Finally, it’s time for the bus and we jump in a cab to the terminal. As we pull up I nearly die of happiness, as there is an open pharmacy next door. I jump out of the cab, limp into the pharmacy and beg for some help with my flare up of tendinitis. I walk out armed and ready for the 18-20 ride to Lima with my bum knee, jubilant until I realize I have left my camera on the backseat of the taxi.
Nah. It can’t be. I keep it with my wallet and I have my wallet in my pocket. But it is. It must have fallen out when I pulled my wallet out to pay for the taxi. It can’t be. I ALWAYS check the backseat when I get out of a taxi. Not this time. I was too preoccupied about my knee. Too excited to see an open pharmacy. A million things flash through my head: my camera is gone, cameras like that cost hundreds of dollars more here, I am the world’s biggest idiot, I just finished writing a story for a magazine in Buenos Aires about how not to get yourself. I got myself. Fuck the camera. Fuck those things. In that camera is just one week of pictures – from our trek to Choquequirao. I would throw myself in front of a bus to get just one week of photos back, and I can’t.
Paul goes to check our luggage on to the bus and I stand, tears streaming down my cheeks, on tiptoes, checking every taxi outside the terminal. Maybe someone will find it. Maybe he will come back with it. Hoping, just hoping, that I have not lost my proudest art from this trip. It’s no use. What did the taxi driver look like? Stocky with a black jacket. All the cabs looks the same. All the driver’s are stocky with black jackets. My most beautiful art is gone. I stand alone outside the terminal in Cusco with taxi drivers screaming at me to get in their cabs, searching with empty eyes, desperately hoping, and totally resigned, and crying my eyes out in disbelief.
Paul half-heartedly hugs me. He knows it’s my fault. He also knows that nothing he can do can make me feel better. He reminds me of times in his life when he has lost art that is very important to him. He reminds me of Pico Iyer, my greatest literary hero and the first chapter of a book that absolutely changed my life and perspective. In The Global Soul, the first chapter (I believe it’s called ‘The Burning House’), Iyer recounts losing a lifetime of notes in the famous Santa Barbara Painted Cave Fire.
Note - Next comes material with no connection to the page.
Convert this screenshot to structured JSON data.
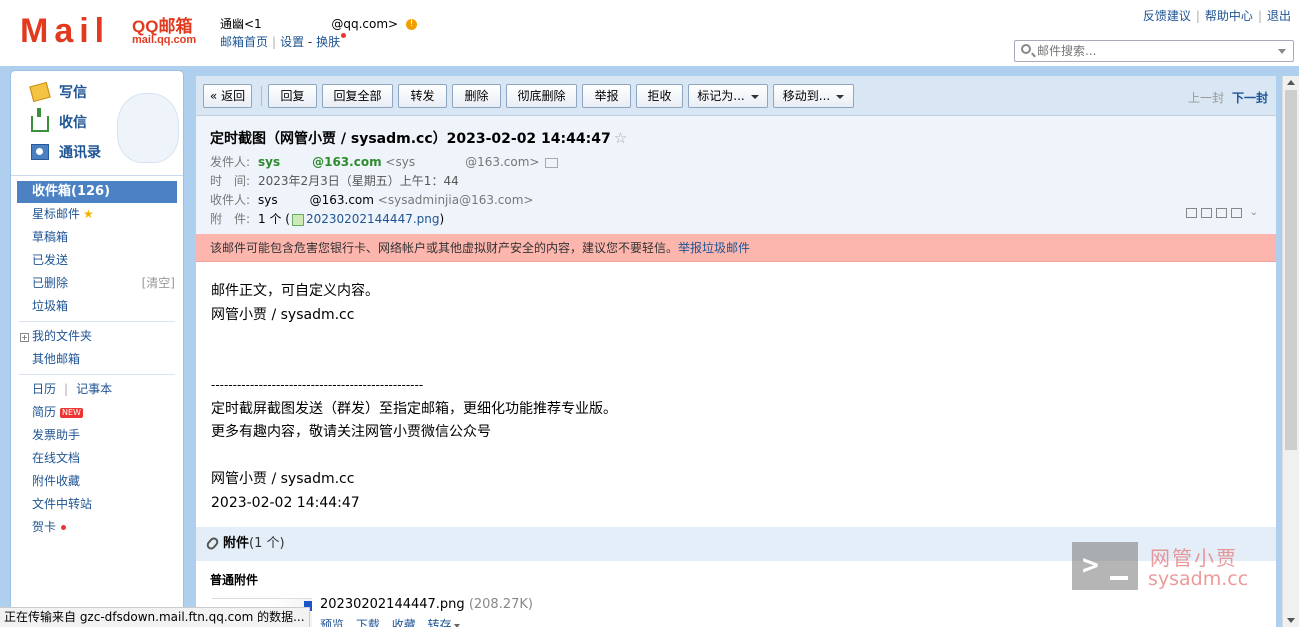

It is one of the most heartbreaking and wonderfully hopeful recollections I have ever read. Reminded of this I take a deep breath, turn my back on Cusco, my camera, my photos and art and physical recollections of Choquequirao, and make the decision to take the trip with me in my heart and mind. I shouldn’t have to be reminded but I have to cry to say goodbye to these things. Yes. Llorona.
In the morning, after a restless night of sleep on the bus, I awake and eventually find it in myself to open my eyes. I see the Pacific Ocean for the first time in ten months. There it is stretched out before me, waves rolling in just like I remember, expansive and chilling. It looks, as ever, like home. And despite the difficulties and the ups and downs and the sometime resistance to open my eyes in the morning, to steal from one of my favorite authors, as we rode into Lima “All was well.”.